> [EXERCISE PROMPT]:
In the records that come next, find every line with "icon". Return those lines.

Segment Start: MATERIAL FOR THE TASK

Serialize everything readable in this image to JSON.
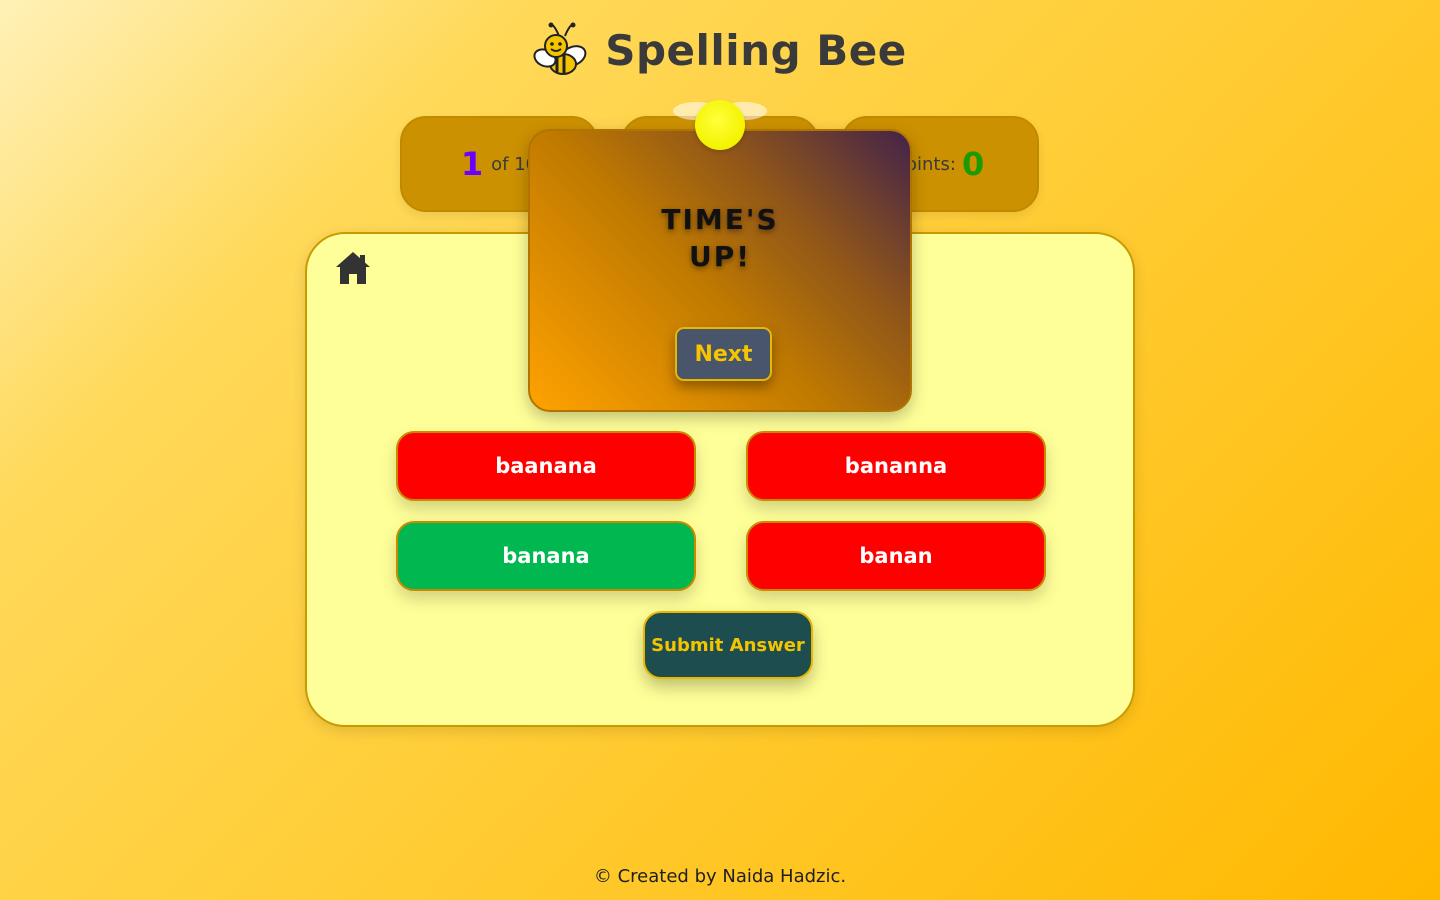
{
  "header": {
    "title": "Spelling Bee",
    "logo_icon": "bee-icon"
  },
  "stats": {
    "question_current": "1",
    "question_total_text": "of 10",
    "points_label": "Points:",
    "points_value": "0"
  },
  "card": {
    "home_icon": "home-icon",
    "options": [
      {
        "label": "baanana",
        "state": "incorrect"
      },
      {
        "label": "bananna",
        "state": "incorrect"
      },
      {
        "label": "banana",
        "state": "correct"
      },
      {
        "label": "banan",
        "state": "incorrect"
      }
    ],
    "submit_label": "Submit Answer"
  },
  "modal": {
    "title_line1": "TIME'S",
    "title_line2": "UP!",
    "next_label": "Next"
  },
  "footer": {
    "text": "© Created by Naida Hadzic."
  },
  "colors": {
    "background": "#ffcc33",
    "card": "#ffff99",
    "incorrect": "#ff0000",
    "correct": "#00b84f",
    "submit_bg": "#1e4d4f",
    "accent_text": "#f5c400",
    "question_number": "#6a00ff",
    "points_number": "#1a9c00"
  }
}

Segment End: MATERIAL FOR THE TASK

> [ANSWER TO THE EXERCISE]:
    "logo_icon": "bee-icon"
    "home_icon": "home-icon",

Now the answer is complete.